The Supreme Court has said when officers find physical evidence of a crime in plain view while they’re conducting a court-ordered search or carrying out an arrest, they can seize that evidence. The analogy appears to extend to digital data, but just how to extend it has led to protracted litigation.
As a result, federal prosecutors almost always seek a second warrant when their search for evidence of one kind of crime produces evidence of another.
In one of the most famous recent cases, federal investigators pursuing evidence of illegal steroid use in Major League Baseball obtained grand jury subpoenas and search warrants in 2004 to look for positive drug test results pertaining to 11 suspected players. But after seizing records from testing labs, the feds said they came across evidence that more than 100 athletes had tested positive.
A legal imbroglio ensued with a three-judge federal appeals court panel ruling in favor of the government in 2006, but an 11-judge 9th Circuit court essentially reversed that decision three years later, calling for federal magistrates to be engaged in separating relevant and non-relevant data in electronic searches. When the Justice Department asked the full 9th Circuit to take up the case, the appeals court declined, but revised its opinion to relax the strict requirements for electronic searches.
The seizure of the new cache of Abedin emails would likely be covered by precedent from the New York-based 2nd Circuit.
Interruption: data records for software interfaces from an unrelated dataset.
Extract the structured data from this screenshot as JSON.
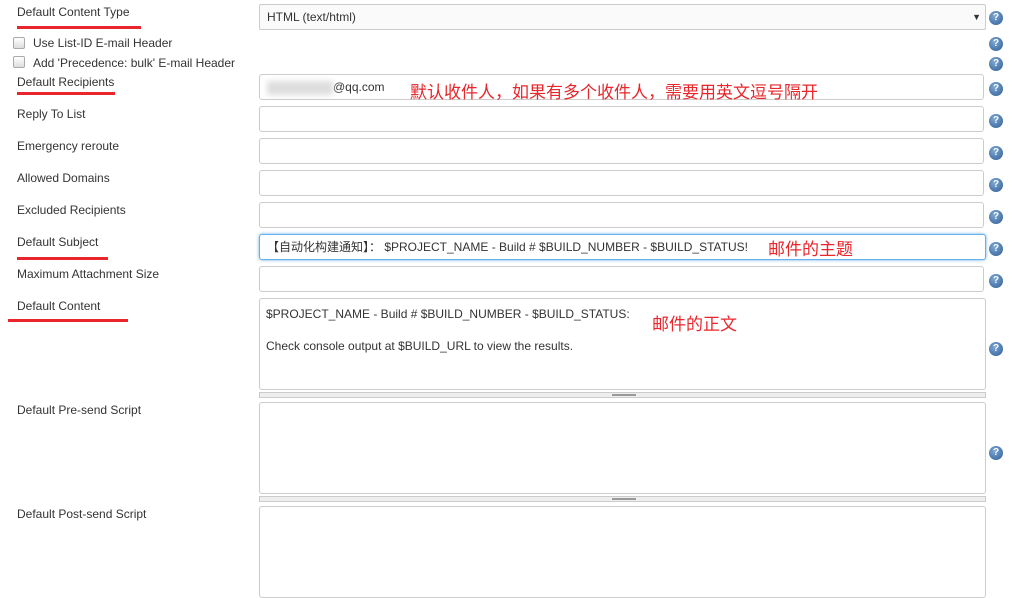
{
  "content_type": {
    "label": "Default Content Type",
    "value": "HTML (text/html)"
  },
  "checkboxes": [
    {
      "label": "Use List-ID E-mail Header",
      "checked": false
    },
    {
      "label": "Add 'Precedence: bulk' E-mail Header",
      "checked": false
    }
  ],
  "recipients": {
    "label": "Default Recipients",
    "value_suffix": "@qq.com",
    "note": "默认收件人，如果有多个收件人，需要用英文逗号隔开"
  },
  "reply_to": {
    "label": "Reply To List",
    "value": ""
  },
  "emergency": {
    "label": "Emergency reroute",
    "value": ""
  },
  "allowed": {
    "label": "Allowed Domains",
    "value": ""
  },
  "excluded": {
    "label": "Excluded Recipients",
    "value": ""
  },
  "subject": {
    "label": "Default Subject",
    "value": "【自动化构建通知】： $PROJECT_NAME - Build # $BUILD_NUMBER - $BUILD_STATUS!",
    "note": "邮件的主题"
  },
  "max_attach": {
    "label": "Maximum Attachment Size",
    "value": ""
  },
  "content": {
    "label": "Default Content",
    "value": "$PROJECT_NAME - Build # $BUILD_NUMBER - $BUILD_STATUS:\n\nCheck console output at $BUILD_URL to view the results.",
    "note": "邮件的正文"
  },
  "presend": {
    "label": "Default Pre-send Script",
    "value": ""
  },
  "postsend": {
    "label": "Default Post-send Script",
    "value": ""
  },
  "help_icon": "?",
  "colors": {
    "annotation": "#e8262b",
    "focus": "#66afe9"
  }
}
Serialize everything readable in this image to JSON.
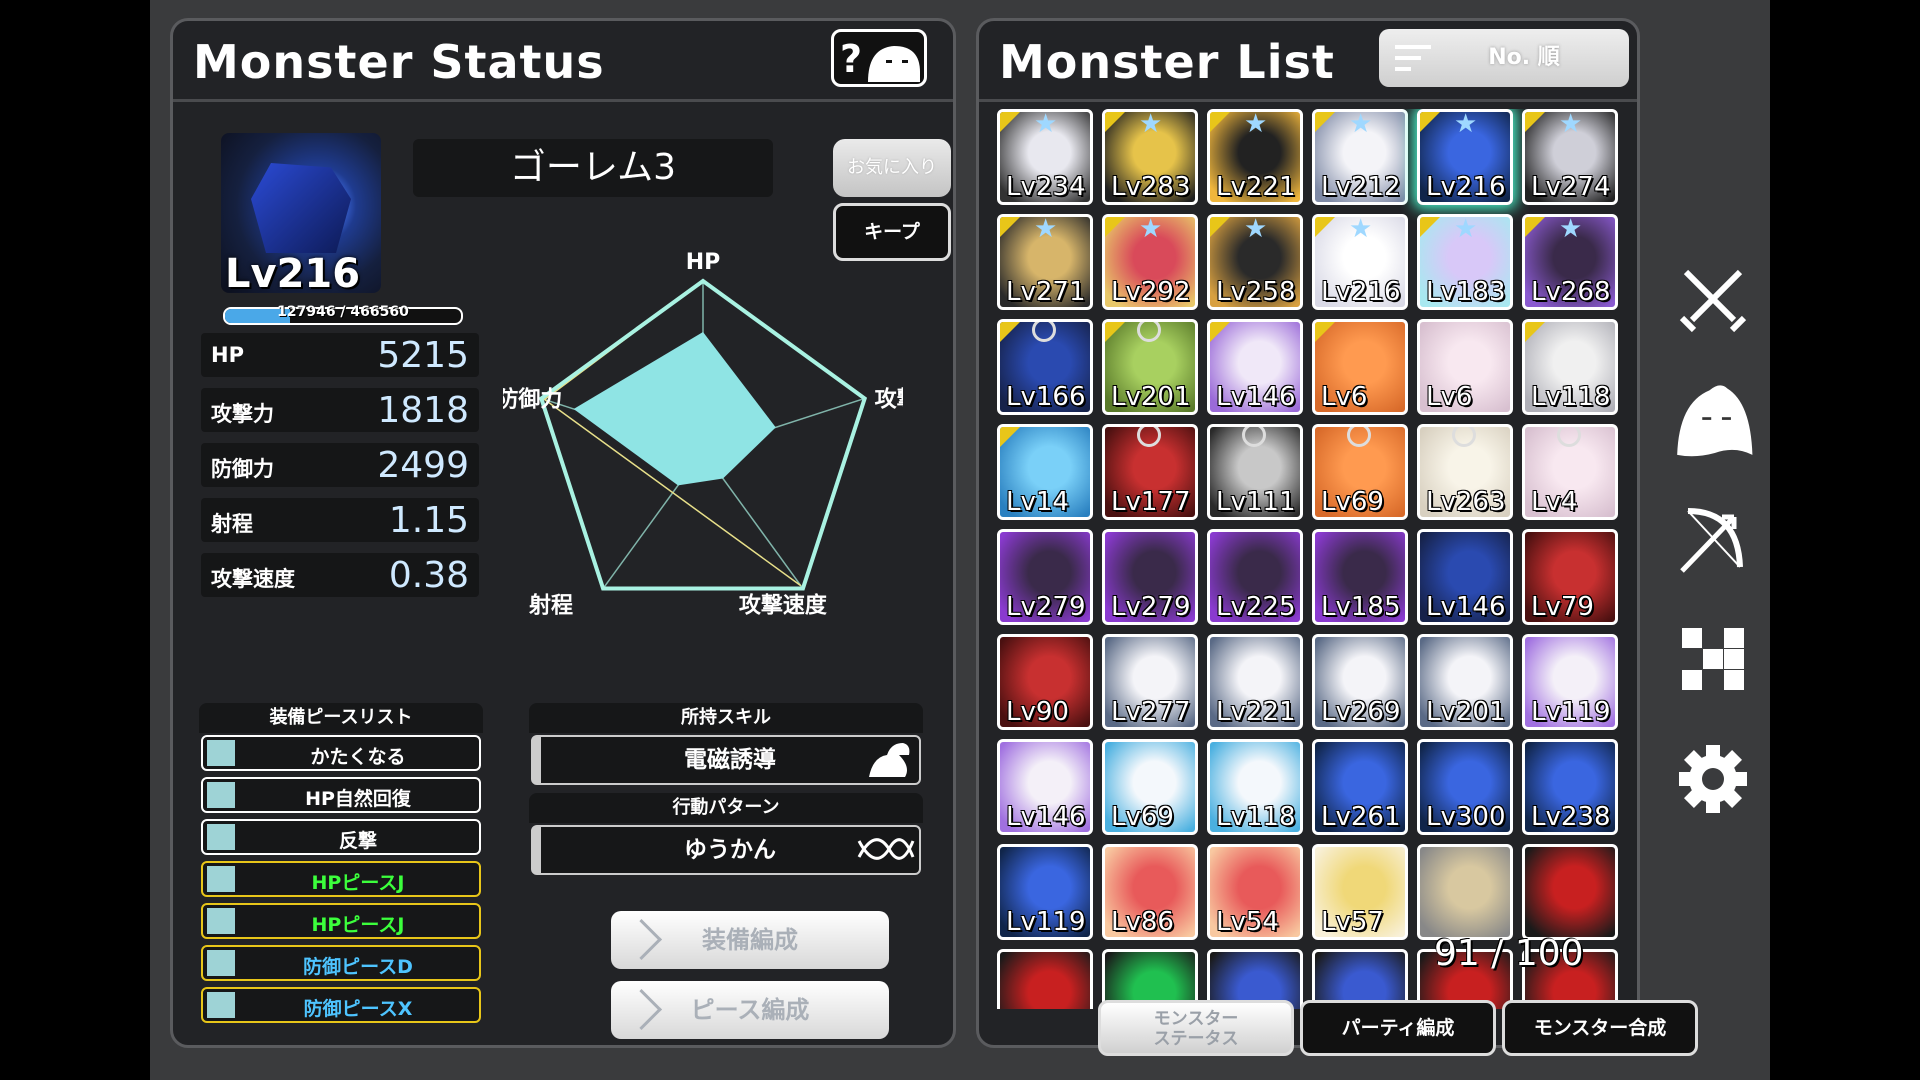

It recently upheld the government’s use of data seized from accountant Stavros Ganias in connection with investigation of two of his clients. The first warrant was issued in 2003 and the subsequent one issued in 2006, authorizing agents to look at data on the computer in their possession for three years.
The defendant in the case, Stavros Ganias, challenged the government’s right to hang onto to data it never had a legal basis to seize, arguing that investigators should have sorted through the data and returned or erased what wasn’t relevant to the first warrant.
In May, the full bench of the 2nd Circuit ruled in favor of the government, but Judge Denny Chin filed an impassioned dissent. “Permitting the Government to keep non‐responsive files merely to strengthen the evidentiary value of responsive files would eviscerate the Fourth Amendment,” Chin warned.
Ganias has asked the Supreme Court to take up the case. A response from the Justice Department is due by Monday.
While the case touches on the question of what agents should do with computer evidence they stumble across that pertains to an unrelated investigation, Ganias’ lawyer said the key issue in his case is really about how long the government can hold on to evidence that isn’t directly related to what they were authorized to look for.
“This case is really focused on the retention, rather than the co-mingling aspect,” said former U.S. Attorney for Connecticut Stanley Twardy, who represents the accountant. “It’s not unusual for the government to find something in connection with one search warrant that might be relevant to something else….There’s not a lot of law on that, but you would usually seek a second warrant just to make sure you have all your ducks in a row.”